*Required action:*
Skip the pictures. Give all the data again exactly.

(Interface dataset entries)
Start of Block

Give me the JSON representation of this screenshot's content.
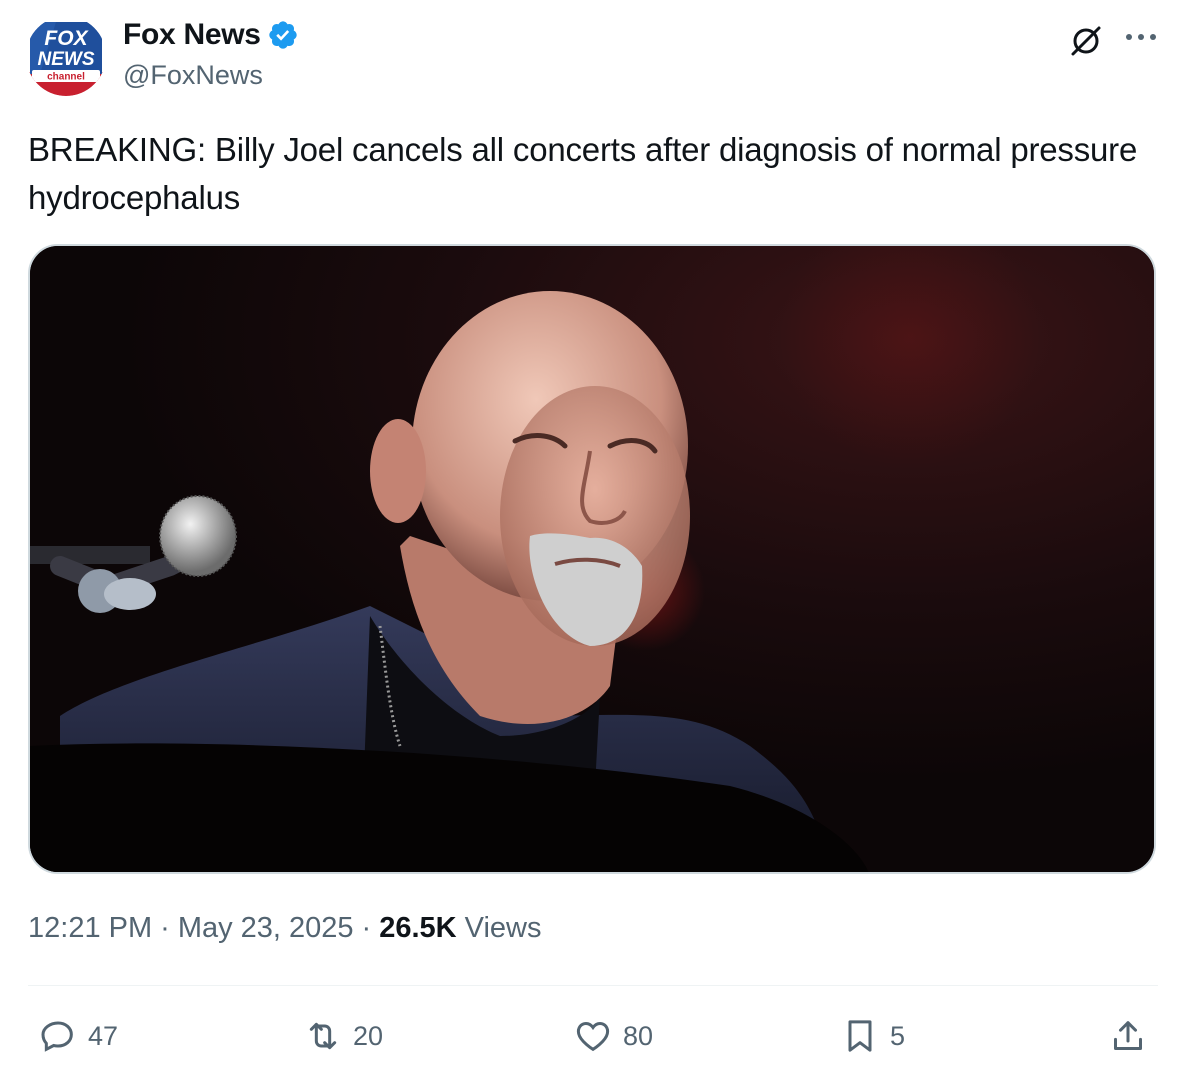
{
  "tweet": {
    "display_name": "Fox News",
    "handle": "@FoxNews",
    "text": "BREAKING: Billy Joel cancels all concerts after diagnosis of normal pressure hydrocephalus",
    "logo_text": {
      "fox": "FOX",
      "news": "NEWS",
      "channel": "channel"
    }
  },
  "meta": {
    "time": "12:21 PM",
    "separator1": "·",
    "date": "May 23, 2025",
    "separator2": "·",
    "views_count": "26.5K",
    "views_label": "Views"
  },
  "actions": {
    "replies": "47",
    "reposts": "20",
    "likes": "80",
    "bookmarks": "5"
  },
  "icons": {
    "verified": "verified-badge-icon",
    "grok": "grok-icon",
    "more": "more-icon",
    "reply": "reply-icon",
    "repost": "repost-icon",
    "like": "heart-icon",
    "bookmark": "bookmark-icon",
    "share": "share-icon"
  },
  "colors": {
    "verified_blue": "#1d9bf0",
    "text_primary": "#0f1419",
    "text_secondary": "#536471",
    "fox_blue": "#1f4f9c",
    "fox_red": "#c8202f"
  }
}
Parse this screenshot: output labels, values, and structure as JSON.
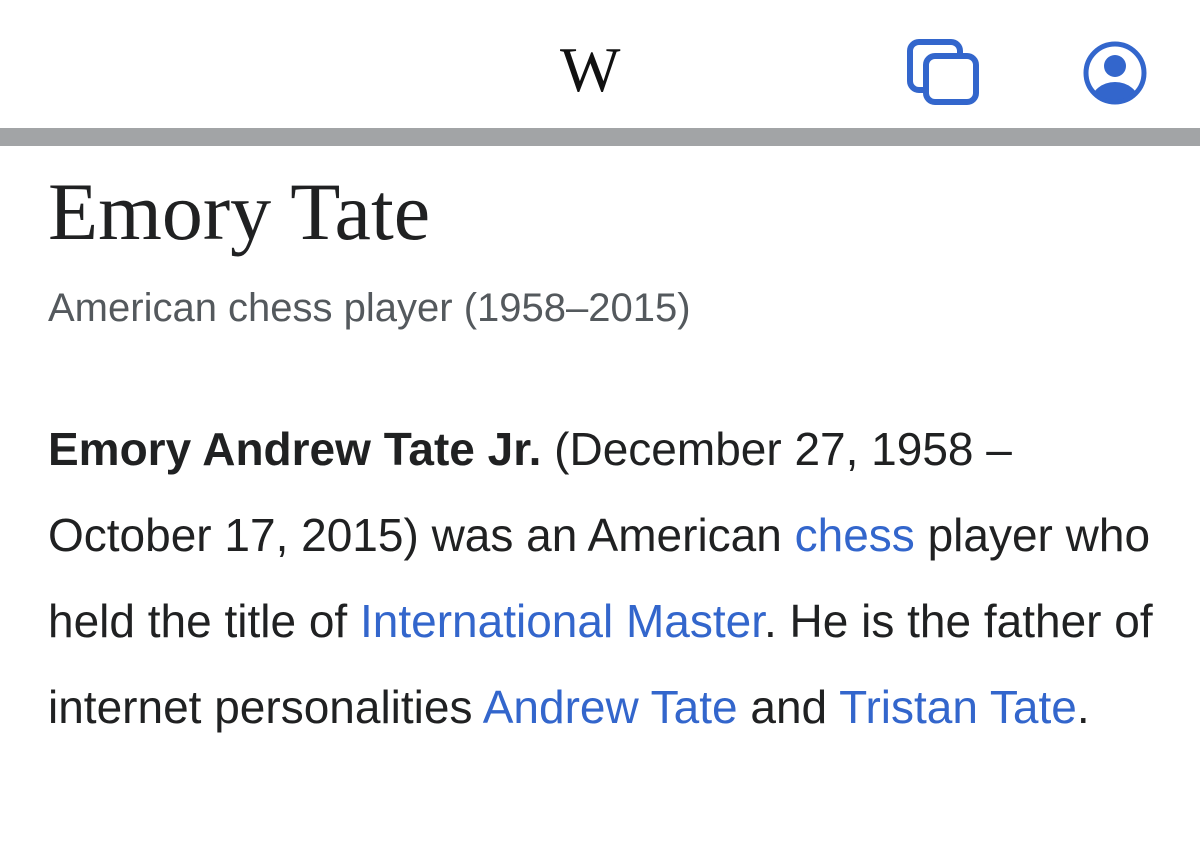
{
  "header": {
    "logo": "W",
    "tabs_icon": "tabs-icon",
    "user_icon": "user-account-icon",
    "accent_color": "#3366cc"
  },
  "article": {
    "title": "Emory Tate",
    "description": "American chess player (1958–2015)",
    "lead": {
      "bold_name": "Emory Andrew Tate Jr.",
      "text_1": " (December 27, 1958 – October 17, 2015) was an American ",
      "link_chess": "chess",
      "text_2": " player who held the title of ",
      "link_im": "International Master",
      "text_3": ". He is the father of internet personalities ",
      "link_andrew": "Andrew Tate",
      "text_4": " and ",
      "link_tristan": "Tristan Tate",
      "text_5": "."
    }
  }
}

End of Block

*Your response:*
Give me the JSON representation of this screenshot's content.
{
  "tweet": {
    "display_name": "Fox News",
    "handle": "@FoxNews",
    "text": "BREAKING: Billy Joel cancels all concerts after diagnosis of normal pressure hydrocephalus",
    "logo_text": {
      "fox": "FOX",
      "news": "NEWS",
      "channel": "channel"
    }
  },
  "meta": {
    "time": "12:21 PM",
    "separator1": "·",
    "date": "May 23, 2025",
    "separator2": "·",
    "views_count": "26.5K",
    "views_label": "Views"
  },
  "actions": {
    "replies": "47",
    "reposts": "20",
    "likes": "80",
    "bookmarks": "5"
  },
  "icons": {
    "verified": "verified-badge-icon",
    "grok": "grok-icon",
    "more": "more-icon",
    "reply": "reply-icon",
    "repost": "repost-icon",
    "like": "heart-icon",
    "bookmark": "bookmark-icon",
    "share": "share-icon"
  },
  "colors": {
    "verified_blue": "#1d9bf0",
    "text_primary": "#0f1419",
    "text_secondary": "#536471",
    "fox_blue": "#1f4f9c",
    "fox_red": "#c8202f"
  }
}
Parse this screenshot: output labels, values, and structure as JSON.
{
  "header": {
    "logo": "W",
    "tabs_icon": "tabs-icon",
    "user_icon": "user-account-icon",
    "accent_color": "#3366cc"
  },
  "article": {
    "title": "Emory Tate",
    "description": "American chess player (1958–2015)",
    "lead": {
      "bold_name": "Emory Andrew Tate Jr.",
      "text_1": " (December 27, 1958 – October 17, 2015) was an American ",
      "link_chess": "chess",
      "text_2": " player who held the title of ",
      "link_im": "International Master",
      "text_3": ". He is the father of internet personalities ",
      "link_andrew": "Andrew Tate",
      "text_4": " and ",
      "link_tristan": "Tristan Tate",
      "text_5": "."
    }
  }
}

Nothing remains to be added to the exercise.